It was the most important teaching assignment of my career. It was a time that helped shape the educator I am. It helped me understand the importance of the family, right down to whether or not a single mom had a shot at a living wage and the ability to take her child to the dentist. I had access to the essential support staff and support services that surrounded the whole family: Social workers who connected parents with community services; health professionals like psychologists, nurses and dentists; the Para-professionals, who helped me keep the computers humming with one hand—while wrapping an arm around a crying child.
It’s where I learned that teaching students to sing a funny song was a way to help them like you, and if they liked you, they would trust you and believe you when you told them they could do something they weren’t sure they could do. It’s where I learned that we don’t have these little souls forever. They leave in the night without warning. With these children, I knew I didn’t have even a year to teach them what they needed to know. I had today. Maybe tomorrow. The sense of urgency was the air we breathed at the shelter. What can I do right now? What can I give them they’ll take with them if they disappear tonight?
I visited The Road Home last week after a twelve-year absence. My colleagues at the Salt Lake Teachers Association arranged breakfast for the families, and we all showed up on the playground where I did recess duty so long ago. We served families and their little ones who were starting their day. They said, “Thank you,” we said, “Have a great day.”
All the little kids got on the bus to Washington Elementary, a ten-minute drive away. The Treshow School was closed a few years ago. I walked to my old classroom, which has been converted to offices for the shelter staff. The sink where we washed out paintbrushes and did our art projects is still there. I didn’t recognize much else.
But there’s the plaque to Marilyn. They didn’t take it down when they closed the school. And they shouldn’t. Marilyn’s work continues. There are still so many professionals and volunteers that reflect her quiet, loving spirit that continue to serve these beautiful children. The district still invests in educators who help shelter-parents know what’s available to them and to their students, and connects them with what they need to move their lives forward.

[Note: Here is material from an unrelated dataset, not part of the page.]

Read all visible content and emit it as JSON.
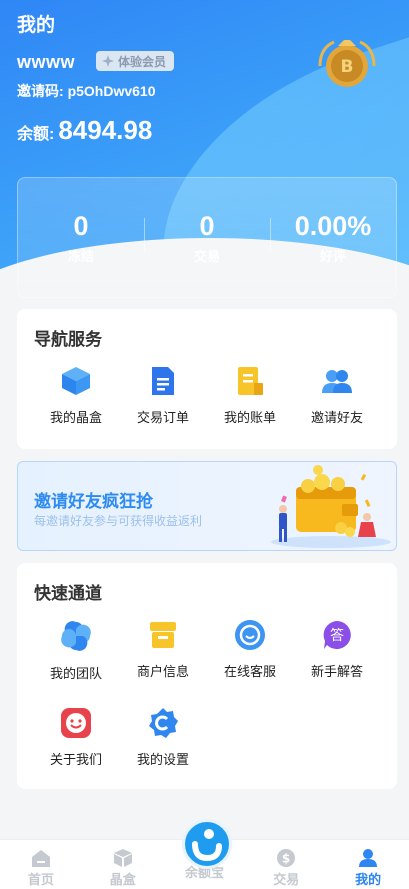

I wish every person who is still stuck in the unholy muck of the corporate school model wasteland could spend a day with these blessed children and their vulnerable families. I wish they could see them as we see them—as human beings full of possibilities, but facing fears and obstacles unimaginable to most of us. They need us to see them as people, not as products on a testing assembly line. Marilyn knew that our mission was to lift them up and put them on a path towards the lives they longed to live, a place they could belong. She knew a school, whether or not it had a name—was the first step on the road home.